  • You may not query a practitioner who does not have a relationship with your organization.
  • You are not allowed to query a practitioner after they leave your organization. If you're using continuous query, you must cancel the practitioner's enrollment when the practitioner leaves. We encourage you to make this a part of your standard offboarding process.

When Can I Query?

To be allowed to query, your organization must be registered and have a relationship with the practitioner.

You can query if your organization is authorized and is conducting an investigation, performance review, or has other concerns about one of its practitioners. You may query on any practitioner your organization is hiring, potentially hiring, licensing, privileging, or reviewing.

When you submit a query, we only release information you're permitted to see by law, based on your NPDB registration.
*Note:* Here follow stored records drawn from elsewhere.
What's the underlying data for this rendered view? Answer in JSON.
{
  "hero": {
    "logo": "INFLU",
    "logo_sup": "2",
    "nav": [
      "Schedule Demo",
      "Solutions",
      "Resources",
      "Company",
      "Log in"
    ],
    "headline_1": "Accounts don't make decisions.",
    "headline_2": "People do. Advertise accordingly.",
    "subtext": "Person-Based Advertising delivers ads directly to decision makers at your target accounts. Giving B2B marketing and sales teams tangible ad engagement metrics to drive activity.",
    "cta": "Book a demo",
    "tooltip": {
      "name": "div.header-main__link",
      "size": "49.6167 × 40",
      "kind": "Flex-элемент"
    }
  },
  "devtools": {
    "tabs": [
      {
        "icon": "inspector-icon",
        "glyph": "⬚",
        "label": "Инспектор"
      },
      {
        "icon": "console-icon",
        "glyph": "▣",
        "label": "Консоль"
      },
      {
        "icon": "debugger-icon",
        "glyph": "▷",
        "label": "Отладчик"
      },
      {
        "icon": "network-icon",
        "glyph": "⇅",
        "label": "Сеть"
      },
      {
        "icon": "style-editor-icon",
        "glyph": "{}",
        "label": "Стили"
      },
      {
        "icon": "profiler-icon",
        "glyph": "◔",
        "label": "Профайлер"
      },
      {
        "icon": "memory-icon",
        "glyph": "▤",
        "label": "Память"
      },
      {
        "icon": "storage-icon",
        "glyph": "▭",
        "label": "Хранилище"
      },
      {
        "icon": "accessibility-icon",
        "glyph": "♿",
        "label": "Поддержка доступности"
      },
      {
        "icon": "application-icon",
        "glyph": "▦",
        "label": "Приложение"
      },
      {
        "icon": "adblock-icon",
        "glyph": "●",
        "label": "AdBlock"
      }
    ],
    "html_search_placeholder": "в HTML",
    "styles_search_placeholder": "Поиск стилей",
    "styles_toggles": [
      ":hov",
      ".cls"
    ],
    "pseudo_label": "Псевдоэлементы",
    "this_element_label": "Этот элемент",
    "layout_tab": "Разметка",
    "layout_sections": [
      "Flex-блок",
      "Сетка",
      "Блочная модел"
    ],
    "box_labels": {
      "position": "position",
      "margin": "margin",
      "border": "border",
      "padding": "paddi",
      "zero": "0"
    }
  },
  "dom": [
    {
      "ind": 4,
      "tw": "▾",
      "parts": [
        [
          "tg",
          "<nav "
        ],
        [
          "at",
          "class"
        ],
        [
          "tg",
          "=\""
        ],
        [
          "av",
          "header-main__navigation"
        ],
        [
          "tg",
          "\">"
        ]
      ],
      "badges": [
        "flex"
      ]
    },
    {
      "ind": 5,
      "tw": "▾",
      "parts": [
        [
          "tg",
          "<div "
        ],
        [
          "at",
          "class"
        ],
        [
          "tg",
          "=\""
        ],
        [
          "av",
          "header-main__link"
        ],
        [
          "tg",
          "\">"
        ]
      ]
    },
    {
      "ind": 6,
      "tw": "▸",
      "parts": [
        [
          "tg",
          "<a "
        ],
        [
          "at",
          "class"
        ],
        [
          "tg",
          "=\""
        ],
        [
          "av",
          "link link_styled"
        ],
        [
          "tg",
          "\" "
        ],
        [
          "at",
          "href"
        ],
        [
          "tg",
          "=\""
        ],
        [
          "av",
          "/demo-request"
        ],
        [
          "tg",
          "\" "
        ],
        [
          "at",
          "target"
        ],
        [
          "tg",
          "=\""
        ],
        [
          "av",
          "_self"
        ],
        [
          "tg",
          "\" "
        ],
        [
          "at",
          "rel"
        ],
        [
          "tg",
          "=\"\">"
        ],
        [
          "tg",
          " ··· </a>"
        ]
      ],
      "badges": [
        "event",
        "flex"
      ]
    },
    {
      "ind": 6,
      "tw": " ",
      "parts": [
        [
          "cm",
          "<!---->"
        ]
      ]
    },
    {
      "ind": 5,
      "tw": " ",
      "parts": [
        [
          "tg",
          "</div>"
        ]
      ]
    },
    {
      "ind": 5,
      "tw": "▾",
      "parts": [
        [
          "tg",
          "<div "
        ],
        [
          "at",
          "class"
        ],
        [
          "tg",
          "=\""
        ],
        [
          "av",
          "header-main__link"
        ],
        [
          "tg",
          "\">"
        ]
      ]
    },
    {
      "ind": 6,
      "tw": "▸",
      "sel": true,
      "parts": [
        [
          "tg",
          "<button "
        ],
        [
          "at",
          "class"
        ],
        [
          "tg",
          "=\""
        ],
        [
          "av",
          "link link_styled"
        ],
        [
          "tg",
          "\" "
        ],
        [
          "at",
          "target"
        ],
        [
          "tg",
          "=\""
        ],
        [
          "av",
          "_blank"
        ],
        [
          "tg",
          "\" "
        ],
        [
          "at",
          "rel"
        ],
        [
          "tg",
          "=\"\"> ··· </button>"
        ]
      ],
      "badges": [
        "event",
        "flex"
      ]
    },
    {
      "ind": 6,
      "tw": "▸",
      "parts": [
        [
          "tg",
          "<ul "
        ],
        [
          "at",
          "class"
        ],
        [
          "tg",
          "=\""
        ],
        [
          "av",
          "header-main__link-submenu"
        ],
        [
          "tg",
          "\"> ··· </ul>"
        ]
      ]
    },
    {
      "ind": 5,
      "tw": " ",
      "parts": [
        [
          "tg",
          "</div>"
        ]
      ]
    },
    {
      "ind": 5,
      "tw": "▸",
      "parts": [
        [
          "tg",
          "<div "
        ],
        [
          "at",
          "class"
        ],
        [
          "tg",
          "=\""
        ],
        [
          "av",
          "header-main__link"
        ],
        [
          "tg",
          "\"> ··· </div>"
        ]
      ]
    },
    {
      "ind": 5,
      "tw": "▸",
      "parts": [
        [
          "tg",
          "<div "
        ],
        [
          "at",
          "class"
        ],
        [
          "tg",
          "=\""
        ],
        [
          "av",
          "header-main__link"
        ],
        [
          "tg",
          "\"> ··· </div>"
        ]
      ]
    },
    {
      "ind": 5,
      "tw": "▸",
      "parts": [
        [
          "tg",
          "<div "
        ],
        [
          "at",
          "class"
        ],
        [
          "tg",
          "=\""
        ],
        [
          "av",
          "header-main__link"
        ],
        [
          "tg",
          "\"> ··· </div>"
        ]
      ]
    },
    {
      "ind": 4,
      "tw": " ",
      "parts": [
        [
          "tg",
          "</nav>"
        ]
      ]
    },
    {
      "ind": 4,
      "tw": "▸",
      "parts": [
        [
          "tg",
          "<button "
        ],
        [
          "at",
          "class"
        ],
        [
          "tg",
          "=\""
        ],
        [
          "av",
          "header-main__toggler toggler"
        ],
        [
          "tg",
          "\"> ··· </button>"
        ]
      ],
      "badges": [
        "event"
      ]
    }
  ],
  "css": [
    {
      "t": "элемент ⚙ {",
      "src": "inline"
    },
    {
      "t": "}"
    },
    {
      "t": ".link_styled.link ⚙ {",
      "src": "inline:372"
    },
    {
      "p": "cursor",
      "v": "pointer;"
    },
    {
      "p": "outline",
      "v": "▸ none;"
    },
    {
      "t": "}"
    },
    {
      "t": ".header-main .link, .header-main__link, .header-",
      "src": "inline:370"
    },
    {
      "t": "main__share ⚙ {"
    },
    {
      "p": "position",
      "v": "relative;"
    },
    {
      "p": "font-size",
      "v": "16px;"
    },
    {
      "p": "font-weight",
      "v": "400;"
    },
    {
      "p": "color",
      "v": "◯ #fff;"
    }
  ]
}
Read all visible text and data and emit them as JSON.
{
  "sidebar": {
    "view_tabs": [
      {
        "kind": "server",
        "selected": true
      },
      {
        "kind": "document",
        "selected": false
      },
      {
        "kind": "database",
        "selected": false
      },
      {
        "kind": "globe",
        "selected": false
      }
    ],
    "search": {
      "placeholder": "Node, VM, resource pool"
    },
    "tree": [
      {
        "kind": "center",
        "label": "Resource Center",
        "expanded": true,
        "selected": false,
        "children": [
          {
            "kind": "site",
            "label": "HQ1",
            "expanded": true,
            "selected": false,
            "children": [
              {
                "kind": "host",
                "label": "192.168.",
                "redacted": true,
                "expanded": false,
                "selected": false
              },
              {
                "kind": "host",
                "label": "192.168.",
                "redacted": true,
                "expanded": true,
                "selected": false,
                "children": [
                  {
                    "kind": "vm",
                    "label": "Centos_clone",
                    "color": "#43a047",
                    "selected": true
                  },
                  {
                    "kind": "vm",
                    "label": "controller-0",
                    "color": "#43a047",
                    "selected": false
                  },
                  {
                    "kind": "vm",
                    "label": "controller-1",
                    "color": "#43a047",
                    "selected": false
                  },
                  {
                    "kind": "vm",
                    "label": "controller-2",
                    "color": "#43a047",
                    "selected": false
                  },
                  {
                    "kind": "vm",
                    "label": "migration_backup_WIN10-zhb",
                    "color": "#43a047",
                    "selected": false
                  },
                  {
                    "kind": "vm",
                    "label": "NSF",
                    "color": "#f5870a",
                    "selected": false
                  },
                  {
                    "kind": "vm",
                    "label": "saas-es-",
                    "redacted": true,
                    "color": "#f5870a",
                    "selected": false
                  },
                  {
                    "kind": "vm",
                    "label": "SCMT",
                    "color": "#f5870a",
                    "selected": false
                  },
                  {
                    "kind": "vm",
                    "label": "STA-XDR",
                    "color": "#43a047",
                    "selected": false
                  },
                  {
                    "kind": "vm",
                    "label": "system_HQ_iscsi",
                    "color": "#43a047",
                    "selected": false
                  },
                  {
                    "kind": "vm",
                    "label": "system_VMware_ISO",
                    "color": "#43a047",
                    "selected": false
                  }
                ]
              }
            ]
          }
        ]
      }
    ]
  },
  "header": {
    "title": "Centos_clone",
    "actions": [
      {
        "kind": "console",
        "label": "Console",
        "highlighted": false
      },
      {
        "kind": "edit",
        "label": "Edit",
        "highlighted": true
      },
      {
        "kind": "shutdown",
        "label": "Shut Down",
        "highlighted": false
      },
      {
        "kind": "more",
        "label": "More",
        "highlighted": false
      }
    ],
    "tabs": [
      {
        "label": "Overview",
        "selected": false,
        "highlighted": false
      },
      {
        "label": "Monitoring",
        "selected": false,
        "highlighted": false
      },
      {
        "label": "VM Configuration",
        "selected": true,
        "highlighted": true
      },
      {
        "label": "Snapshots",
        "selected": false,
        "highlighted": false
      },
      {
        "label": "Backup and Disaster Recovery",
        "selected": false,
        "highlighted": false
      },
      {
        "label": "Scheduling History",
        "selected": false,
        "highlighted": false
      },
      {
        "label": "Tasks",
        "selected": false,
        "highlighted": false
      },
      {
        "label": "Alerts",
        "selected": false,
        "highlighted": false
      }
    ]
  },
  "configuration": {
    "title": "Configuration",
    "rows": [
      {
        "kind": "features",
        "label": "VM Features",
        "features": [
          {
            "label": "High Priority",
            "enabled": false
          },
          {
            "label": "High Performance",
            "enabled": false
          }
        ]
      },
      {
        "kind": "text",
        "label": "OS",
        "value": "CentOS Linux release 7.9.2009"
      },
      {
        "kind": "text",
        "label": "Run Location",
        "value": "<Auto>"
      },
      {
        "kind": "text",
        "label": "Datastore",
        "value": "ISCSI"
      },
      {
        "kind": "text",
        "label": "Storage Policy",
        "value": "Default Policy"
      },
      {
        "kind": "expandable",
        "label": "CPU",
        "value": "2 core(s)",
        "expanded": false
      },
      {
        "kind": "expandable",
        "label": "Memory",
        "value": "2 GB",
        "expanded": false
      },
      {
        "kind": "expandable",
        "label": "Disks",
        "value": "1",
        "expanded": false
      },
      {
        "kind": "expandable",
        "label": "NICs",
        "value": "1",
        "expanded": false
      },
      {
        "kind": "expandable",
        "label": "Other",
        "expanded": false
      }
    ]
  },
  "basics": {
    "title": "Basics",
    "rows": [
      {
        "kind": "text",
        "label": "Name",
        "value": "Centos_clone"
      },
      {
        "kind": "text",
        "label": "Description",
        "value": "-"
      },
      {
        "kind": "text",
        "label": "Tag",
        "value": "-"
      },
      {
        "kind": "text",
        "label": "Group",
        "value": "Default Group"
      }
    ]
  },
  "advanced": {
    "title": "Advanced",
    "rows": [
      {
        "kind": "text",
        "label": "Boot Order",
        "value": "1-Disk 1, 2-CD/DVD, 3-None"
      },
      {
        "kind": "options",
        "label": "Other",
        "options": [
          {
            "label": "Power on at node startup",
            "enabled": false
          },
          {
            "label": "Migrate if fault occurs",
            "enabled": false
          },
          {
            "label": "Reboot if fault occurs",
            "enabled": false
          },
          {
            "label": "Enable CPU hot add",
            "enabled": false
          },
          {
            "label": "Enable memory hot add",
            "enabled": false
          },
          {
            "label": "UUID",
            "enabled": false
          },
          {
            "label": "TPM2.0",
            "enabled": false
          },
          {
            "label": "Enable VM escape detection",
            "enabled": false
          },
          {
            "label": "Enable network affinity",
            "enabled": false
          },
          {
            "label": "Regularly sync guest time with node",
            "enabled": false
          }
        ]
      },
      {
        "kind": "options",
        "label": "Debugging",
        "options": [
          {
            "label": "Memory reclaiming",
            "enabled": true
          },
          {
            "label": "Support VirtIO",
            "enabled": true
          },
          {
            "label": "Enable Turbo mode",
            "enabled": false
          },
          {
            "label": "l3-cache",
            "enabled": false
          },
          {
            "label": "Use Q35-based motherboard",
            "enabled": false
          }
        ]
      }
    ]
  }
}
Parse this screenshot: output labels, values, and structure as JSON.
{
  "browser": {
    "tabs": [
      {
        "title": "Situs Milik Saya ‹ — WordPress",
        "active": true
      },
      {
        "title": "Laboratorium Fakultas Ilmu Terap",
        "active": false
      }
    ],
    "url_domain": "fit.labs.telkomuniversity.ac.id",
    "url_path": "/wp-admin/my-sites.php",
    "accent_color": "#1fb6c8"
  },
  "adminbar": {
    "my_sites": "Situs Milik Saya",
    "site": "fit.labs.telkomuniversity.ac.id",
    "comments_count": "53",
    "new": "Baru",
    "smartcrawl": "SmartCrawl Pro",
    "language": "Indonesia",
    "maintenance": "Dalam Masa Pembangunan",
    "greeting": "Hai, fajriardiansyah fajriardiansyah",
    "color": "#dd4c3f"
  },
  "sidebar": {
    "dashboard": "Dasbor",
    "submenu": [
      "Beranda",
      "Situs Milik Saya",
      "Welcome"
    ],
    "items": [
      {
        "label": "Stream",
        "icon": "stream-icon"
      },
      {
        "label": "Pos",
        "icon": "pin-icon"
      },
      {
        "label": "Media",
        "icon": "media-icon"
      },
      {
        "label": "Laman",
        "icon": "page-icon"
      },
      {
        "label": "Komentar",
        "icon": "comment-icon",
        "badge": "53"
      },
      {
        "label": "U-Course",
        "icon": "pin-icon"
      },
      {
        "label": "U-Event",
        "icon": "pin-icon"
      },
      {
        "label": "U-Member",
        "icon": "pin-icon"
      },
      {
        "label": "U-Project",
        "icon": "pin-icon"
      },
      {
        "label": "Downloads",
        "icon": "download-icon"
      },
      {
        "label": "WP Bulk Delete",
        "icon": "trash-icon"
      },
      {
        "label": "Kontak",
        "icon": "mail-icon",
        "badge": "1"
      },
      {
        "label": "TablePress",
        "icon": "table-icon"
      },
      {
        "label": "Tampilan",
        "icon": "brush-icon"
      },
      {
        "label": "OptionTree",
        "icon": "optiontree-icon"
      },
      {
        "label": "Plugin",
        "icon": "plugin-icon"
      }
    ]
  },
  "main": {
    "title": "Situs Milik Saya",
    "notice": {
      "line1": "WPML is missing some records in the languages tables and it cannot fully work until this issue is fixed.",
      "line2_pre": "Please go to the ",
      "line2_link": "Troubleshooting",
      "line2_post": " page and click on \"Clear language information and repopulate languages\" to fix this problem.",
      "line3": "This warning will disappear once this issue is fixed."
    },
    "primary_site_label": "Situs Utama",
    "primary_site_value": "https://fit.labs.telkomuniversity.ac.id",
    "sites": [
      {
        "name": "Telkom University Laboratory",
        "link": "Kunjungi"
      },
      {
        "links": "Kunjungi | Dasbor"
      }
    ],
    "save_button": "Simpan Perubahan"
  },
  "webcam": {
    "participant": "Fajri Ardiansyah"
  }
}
Your NPDB Administrator must ensure that your organization is properly registered.

For additional information on querying, visit the Guidebook: Chapter D, querying infographics, and the Help Center.

The latest updates and resources are available at

Previous editions of NPDB Insights are available in our archive.